## Problem details:
Retrieve each line that contains the word "Ability" from the entries below.

--- Excerpted data ---

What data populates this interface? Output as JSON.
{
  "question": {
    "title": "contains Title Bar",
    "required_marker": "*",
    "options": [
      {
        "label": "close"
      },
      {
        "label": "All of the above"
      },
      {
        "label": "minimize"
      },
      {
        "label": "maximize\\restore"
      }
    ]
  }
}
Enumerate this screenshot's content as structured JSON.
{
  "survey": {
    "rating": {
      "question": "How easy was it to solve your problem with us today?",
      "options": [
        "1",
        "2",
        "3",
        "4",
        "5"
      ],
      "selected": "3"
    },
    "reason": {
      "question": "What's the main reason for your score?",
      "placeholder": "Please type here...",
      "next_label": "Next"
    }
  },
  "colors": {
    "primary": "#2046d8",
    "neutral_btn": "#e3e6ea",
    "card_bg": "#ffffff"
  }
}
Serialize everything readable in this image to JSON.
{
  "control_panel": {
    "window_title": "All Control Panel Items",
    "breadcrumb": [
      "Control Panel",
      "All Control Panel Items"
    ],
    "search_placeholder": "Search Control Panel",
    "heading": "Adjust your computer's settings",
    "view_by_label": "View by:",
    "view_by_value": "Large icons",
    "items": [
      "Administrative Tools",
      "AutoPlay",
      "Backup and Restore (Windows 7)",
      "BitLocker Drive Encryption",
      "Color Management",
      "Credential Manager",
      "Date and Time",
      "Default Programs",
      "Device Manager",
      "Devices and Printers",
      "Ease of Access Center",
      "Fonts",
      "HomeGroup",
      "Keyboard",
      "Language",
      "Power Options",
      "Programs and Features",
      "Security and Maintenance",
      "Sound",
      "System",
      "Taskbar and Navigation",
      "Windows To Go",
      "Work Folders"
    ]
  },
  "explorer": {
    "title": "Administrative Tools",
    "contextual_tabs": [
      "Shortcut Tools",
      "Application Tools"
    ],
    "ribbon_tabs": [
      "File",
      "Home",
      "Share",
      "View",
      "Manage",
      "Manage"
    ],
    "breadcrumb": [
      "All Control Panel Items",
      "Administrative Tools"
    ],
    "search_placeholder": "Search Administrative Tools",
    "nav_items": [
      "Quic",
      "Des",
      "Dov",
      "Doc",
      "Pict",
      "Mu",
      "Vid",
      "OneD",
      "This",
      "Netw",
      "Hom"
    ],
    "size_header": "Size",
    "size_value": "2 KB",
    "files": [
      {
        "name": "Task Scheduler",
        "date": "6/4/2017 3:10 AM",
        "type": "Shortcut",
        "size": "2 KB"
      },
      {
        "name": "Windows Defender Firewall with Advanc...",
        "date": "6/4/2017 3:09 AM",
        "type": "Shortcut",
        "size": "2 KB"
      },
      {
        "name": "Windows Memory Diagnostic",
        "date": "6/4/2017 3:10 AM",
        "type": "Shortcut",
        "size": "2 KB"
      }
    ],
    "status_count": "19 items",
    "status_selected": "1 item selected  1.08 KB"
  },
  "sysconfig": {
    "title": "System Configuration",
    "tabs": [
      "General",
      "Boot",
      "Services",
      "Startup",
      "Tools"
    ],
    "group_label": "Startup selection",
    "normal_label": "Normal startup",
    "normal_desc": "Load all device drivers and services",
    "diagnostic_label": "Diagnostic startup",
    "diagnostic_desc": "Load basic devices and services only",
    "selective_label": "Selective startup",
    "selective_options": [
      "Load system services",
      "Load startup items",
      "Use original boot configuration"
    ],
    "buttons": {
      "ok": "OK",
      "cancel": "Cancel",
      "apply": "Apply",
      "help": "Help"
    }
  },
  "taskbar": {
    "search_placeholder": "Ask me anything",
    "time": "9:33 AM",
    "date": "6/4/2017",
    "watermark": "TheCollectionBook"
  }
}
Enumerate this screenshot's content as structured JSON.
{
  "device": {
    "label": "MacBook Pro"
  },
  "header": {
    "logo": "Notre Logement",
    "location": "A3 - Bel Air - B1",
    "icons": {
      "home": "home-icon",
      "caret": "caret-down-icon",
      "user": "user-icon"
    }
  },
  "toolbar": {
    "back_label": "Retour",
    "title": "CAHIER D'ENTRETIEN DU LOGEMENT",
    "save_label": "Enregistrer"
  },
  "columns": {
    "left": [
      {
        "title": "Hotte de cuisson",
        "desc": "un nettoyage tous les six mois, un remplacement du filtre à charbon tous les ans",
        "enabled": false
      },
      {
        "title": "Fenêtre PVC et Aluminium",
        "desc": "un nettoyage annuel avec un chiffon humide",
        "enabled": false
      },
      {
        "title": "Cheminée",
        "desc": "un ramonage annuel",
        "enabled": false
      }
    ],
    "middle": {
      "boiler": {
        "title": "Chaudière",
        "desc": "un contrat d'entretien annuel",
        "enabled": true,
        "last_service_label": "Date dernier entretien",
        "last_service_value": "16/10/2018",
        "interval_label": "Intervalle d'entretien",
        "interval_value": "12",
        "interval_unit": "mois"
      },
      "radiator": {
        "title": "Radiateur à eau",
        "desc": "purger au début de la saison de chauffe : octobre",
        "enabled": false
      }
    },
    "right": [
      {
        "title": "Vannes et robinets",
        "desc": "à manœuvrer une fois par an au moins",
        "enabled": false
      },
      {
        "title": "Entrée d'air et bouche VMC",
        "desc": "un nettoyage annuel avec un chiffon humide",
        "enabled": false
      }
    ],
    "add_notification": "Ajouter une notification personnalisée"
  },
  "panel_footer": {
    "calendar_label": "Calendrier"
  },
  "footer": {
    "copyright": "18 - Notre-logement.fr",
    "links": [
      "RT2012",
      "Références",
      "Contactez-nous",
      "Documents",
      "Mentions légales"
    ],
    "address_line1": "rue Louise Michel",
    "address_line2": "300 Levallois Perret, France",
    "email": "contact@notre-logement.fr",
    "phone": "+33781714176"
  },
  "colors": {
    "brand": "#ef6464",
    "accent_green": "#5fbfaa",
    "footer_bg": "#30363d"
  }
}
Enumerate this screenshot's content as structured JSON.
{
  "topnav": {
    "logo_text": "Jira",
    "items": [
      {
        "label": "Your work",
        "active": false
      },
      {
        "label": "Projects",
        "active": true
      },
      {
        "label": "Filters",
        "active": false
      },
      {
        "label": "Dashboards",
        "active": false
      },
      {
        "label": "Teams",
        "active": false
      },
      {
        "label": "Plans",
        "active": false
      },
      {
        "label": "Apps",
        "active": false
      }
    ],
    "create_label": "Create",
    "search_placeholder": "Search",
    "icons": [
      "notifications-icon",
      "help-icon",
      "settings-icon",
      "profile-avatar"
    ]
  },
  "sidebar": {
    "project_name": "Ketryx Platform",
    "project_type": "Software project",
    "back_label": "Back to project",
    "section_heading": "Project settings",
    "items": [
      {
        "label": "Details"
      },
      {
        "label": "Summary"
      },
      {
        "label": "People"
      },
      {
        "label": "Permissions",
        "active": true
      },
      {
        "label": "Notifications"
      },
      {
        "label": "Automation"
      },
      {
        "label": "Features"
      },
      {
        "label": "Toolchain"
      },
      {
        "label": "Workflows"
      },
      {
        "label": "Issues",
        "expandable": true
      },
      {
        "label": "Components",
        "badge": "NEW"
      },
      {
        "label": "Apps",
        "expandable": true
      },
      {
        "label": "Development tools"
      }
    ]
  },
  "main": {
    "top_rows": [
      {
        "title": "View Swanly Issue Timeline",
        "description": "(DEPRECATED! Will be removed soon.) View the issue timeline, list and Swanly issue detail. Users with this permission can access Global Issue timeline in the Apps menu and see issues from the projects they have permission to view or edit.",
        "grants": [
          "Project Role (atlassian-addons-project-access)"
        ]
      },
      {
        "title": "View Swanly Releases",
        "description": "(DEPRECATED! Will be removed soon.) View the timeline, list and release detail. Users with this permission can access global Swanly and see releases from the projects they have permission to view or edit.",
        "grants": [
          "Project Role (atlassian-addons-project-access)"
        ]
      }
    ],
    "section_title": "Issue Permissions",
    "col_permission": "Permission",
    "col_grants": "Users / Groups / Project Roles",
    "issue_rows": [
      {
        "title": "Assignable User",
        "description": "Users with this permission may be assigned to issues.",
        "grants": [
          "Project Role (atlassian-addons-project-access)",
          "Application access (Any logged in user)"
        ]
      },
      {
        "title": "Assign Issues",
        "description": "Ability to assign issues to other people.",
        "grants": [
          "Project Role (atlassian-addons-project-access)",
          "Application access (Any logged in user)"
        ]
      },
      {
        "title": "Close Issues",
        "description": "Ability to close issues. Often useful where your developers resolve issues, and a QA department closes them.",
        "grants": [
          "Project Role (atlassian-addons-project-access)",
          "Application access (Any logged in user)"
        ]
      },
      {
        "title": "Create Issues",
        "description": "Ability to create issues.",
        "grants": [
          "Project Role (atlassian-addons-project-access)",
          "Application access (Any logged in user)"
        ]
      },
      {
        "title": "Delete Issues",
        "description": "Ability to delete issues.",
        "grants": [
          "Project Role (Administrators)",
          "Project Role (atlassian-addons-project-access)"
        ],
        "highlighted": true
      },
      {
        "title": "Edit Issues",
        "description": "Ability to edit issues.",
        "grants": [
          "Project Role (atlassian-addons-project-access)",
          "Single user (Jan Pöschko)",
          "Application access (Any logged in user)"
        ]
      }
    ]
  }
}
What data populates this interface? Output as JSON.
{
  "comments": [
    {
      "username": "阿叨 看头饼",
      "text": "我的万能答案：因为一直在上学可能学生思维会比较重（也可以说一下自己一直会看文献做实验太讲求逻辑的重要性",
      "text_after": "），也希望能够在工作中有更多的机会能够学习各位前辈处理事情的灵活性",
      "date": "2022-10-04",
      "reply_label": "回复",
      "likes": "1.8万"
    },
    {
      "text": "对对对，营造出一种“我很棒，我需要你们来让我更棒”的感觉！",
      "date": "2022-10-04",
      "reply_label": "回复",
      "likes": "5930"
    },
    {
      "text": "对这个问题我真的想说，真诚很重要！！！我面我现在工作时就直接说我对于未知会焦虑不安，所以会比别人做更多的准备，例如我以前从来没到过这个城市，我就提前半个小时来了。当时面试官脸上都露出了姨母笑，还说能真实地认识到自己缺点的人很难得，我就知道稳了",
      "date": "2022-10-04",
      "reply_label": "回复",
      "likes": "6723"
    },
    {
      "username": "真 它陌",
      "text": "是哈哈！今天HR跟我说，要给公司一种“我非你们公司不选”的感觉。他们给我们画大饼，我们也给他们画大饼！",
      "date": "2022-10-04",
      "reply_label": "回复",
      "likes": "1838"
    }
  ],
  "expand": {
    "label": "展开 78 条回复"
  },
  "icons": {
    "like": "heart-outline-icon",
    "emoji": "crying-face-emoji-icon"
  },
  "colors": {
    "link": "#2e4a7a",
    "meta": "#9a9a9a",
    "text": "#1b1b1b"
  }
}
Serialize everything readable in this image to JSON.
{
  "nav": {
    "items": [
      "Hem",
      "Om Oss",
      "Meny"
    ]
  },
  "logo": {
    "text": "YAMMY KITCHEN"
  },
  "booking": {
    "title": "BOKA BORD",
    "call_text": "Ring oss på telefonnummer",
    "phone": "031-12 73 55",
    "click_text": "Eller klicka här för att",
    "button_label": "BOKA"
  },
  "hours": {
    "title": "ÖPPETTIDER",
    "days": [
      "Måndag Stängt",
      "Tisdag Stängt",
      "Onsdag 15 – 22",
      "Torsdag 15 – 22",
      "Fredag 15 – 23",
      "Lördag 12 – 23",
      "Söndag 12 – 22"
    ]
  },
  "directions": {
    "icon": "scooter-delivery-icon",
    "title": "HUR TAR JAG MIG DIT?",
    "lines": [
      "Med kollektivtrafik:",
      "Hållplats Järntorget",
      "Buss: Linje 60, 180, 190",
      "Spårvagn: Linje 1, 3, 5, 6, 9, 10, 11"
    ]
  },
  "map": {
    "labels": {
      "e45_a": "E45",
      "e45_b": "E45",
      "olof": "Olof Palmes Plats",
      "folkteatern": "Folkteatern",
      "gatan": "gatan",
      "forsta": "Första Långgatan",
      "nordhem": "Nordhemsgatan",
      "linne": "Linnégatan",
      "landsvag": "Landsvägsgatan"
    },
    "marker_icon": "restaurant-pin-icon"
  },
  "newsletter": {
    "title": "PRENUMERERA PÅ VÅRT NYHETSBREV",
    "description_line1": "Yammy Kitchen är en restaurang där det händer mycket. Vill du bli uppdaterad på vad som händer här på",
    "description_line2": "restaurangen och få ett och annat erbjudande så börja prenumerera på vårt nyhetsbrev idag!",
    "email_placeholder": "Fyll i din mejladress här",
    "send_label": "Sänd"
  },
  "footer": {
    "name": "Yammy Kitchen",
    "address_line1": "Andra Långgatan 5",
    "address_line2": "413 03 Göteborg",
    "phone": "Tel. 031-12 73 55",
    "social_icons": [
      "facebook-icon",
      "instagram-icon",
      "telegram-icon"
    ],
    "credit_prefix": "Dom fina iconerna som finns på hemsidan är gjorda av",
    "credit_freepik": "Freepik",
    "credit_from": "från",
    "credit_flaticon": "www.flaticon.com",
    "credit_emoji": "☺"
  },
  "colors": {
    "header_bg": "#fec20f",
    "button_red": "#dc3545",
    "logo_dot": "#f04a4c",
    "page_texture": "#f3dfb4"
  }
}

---

## Task answer:
        "description": "Ability to assign issues to other people.",
        "description": "Ability to close issues. Often useful where your developers resolve issues, and a QA department closes them.",
        "description": "Ability to create issues.",
        "description": "Ability to delete issues.",
        "description": "Ability to edit issues.",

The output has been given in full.